What is needed =
Tally how many lines of these entries hold the string "title". Return the number alone.

(Website and app data records)

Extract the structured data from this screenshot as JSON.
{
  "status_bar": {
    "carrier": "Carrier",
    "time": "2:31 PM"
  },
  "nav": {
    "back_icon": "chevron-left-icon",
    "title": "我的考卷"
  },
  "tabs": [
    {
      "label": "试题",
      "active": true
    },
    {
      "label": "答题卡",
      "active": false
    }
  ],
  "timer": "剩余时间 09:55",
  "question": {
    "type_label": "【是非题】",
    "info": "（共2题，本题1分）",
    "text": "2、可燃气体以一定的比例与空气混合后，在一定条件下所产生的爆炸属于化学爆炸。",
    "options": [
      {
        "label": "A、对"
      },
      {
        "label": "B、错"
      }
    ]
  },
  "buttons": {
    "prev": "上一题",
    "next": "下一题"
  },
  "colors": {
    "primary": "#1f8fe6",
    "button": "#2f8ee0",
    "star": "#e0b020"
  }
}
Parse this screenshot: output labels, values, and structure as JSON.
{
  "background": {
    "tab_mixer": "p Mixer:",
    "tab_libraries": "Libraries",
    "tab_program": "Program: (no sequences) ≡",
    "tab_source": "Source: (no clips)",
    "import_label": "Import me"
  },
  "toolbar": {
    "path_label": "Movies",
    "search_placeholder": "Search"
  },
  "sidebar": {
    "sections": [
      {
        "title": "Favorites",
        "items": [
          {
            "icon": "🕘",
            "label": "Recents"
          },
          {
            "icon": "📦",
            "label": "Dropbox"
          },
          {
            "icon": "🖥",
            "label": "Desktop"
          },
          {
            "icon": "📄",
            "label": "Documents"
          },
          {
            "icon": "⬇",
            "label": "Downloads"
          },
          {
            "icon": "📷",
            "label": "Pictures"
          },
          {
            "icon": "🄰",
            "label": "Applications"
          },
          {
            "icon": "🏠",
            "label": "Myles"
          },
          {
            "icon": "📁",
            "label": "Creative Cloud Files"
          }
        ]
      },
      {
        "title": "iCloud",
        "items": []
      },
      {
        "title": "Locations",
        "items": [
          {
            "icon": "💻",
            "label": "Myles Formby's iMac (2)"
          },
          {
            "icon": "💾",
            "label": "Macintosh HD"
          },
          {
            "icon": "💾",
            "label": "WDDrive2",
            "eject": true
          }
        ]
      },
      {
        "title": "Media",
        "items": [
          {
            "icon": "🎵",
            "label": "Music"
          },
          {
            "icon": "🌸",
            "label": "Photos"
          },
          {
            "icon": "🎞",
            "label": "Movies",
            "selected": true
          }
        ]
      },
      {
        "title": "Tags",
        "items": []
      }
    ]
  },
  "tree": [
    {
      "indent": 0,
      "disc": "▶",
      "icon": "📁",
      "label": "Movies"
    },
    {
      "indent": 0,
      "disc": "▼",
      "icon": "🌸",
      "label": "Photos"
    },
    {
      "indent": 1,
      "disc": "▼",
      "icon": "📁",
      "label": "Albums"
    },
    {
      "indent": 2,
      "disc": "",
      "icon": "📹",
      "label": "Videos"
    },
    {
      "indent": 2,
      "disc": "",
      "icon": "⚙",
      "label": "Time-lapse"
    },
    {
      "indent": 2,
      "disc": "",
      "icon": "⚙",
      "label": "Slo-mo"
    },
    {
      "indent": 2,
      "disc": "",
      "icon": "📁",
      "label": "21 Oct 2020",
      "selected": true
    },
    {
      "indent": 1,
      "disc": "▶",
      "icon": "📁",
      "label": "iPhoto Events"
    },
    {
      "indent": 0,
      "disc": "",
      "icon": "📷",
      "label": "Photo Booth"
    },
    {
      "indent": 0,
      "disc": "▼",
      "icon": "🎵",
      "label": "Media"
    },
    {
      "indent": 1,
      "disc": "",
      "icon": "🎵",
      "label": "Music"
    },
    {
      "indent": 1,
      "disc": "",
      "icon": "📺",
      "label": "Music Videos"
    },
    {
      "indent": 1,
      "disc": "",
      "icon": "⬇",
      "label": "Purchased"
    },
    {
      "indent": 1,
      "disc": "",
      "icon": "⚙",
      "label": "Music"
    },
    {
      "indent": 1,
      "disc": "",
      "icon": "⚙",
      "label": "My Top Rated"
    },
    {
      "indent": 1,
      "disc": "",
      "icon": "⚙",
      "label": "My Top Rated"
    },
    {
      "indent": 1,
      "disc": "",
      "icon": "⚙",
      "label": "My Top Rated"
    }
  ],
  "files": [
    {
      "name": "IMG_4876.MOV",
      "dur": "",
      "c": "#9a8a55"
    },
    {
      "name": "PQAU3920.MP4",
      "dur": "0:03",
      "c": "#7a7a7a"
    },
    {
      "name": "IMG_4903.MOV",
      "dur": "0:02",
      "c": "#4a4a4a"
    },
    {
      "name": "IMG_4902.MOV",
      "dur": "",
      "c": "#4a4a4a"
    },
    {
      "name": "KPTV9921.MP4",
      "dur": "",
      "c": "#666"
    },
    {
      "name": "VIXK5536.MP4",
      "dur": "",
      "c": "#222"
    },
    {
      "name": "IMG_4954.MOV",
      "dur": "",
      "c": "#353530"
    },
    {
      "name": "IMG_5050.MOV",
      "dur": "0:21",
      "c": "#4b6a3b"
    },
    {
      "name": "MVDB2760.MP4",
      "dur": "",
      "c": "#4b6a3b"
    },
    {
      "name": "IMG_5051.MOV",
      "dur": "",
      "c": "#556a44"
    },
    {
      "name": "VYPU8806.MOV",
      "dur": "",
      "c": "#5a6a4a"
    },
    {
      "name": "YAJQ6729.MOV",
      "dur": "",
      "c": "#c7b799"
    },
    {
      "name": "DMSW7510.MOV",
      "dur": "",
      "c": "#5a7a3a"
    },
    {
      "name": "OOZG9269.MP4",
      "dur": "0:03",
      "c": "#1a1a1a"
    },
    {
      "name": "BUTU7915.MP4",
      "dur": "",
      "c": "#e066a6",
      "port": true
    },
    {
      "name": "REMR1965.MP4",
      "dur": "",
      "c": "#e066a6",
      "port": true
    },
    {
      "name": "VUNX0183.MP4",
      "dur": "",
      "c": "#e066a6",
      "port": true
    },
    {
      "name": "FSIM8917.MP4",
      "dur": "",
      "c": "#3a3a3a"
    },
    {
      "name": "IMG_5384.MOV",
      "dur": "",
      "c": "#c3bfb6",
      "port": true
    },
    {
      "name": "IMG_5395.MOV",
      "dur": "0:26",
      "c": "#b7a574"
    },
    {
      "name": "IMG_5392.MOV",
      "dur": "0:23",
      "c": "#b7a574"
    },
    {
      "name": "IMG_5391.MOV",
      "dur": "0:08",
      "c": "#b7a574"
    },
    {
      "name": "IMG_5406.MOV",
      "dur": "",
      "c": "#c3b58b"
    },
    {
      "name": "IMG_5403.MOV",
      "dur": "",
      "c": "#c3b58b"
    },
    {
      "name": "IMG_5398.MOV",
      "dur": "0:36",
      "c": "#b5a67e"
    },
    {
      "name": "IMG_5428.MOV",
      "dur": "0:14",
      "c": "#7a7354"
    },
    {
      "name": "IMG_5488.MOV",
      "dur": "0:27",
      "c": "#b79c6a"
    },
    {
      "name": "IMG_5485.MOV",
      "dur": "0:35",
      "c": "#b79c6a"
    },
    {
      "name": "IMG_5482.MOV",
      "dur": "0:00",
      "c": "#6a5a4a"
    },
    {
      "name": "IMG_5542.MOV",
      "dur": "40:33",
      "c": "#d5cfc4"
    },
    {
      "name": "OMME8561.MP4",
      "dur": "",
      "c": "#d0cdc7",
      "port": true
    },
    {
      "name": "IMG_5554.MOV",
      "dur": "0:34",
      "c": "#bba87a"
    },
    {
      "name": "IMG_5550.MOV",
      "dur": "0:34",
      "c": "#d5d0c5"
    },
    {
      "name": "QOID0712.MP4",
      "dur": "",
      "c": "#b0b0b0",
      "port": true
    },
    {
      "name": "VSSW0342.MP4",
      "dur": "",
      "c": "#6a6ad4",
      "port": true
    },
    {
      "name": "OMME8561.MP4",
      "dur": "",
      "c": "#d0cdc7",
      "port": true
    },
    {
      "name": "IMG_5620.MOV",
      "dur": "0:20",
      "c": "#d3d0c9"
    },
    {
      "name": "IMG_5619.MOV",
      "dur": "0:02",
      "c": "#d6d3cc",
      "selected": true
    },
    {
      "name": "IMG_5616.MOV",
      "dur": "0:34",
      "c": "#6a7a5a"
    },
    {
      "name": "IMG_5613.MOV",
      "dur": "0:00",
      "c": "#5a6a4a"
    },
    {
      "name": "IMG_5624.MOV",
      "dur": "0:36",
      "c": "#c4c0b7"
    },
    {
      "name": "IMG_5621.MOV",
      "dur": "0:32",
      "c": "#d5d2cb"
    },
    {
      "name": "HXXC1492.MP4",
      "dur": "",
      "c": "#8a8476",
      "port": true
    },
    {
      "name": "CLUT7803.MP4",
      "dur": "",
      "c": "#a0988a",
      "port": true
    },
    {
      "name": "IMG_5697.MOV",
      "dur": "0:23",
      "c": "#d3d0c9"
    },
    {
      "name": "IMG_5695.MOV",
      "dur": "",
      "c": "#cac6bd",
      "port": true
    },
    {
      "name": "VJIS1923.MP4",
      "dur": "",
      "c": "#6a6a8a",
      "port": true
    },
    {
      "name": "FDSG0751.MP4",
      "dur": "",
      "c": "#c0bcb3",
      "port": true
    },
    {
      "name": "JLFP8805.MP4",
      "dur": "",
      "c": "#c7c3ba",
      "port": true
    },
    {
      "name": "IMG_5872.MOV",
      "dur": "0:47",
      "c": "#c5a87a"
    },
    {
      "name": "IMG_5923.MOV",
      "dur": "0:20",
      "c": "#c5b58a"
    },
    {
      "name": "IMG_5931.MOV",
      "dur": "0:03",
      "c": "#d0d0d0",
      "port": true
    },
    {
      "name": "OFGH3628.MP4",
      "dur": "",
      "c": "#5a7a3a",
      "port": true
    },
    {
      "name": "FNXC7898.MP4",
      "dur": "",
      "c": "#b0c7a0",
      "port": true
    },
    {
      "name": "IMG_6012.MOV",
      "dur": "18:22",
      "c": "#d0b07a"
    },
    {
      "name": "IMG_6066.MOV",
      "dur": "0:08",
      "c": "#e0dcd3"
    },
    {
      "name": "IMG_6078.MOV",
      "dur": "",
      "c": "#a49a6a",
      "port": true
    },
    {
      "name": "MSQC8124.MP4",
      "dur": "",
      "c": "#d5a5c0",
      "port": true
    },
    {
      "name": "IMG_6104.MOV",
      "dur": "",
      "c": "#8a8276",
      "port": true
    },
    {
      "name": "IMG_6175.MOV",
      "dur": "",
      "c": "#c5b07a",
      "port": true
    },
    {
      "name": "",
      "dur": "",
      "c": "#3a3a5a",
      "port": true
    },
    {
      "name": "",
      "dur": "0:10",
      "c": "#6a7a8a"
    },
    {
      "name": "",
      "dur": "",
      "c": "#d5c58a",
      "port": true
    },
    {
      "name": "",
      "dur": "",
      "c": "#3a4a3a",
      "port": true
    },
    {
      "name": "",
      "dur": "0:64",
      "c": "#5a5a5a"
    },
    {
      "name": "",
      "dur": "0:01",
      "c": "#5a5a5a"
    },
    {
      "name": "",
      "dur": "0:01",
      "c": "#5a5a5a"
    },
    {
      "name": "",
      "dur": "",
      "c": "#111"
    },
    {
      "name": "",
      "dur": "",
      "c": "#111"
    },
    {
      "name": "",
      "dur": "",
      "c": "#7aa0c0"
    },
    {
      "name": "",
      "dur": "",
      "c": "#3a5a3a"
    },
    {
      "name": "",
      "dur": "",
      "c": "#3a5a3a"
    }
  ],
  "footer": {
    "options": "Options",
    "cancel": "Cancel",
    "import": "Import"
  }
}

Final answer =
6